+++ Data provided
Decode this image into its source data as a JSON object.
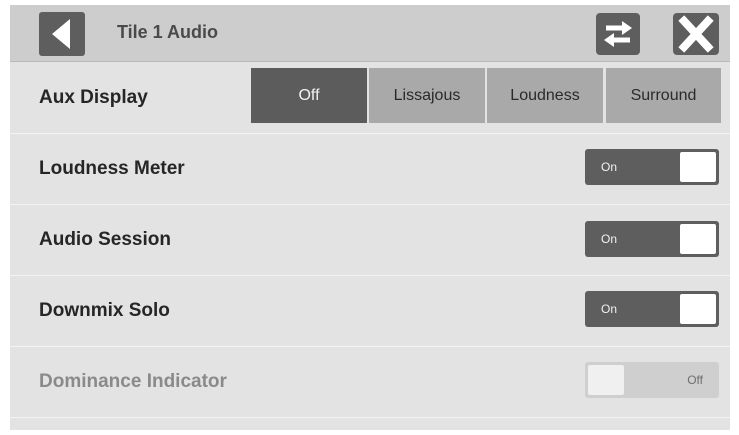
{
  "header": {
    "title": "Tile 1 Audio",
    "back_icon": "back-arrow-icon",
    "swap_icon": "swap-arrows-icon",
    "close_icon": "close-x-icon"
  },
  "aux_display": {
    "label": "Aux Display",
    "options": [
      "Off",
      "Lissajous",
      "Loudness",
      "Surround"
    ],
    "selected": "Off"
  },
  "settings": [
    {
      "label": "Loudness Meter",
      "state": "On",
      "enabled": true
    },
    {
      "label": "Audio Session",
      "state": "On",
      "enabled": true
    },
    {
      "label": "Downmix Solo",
      "state": "On",
      "enabled": true
    },
    {
      "label": "Dominance Indicator",
      "state": "Off",
      "enabled": false
    }
  ],
  "colors": {
    "panel_bg": "#e3e3e3",
    "titlebar_bg": "#cdcdcd",
    "button_dark": "#5e5e5e",
    "segment_unselected": "#a9a9a9",
    "segment_selected": "#5c5c5c"
  }
}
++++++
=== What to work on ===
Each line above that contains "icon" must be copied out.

=== The completed task ===
    "back_icon": "back-arrow-icon",
    "swap_icon": "swap-arrows-icon",
    "close_icon": "close-x-icon"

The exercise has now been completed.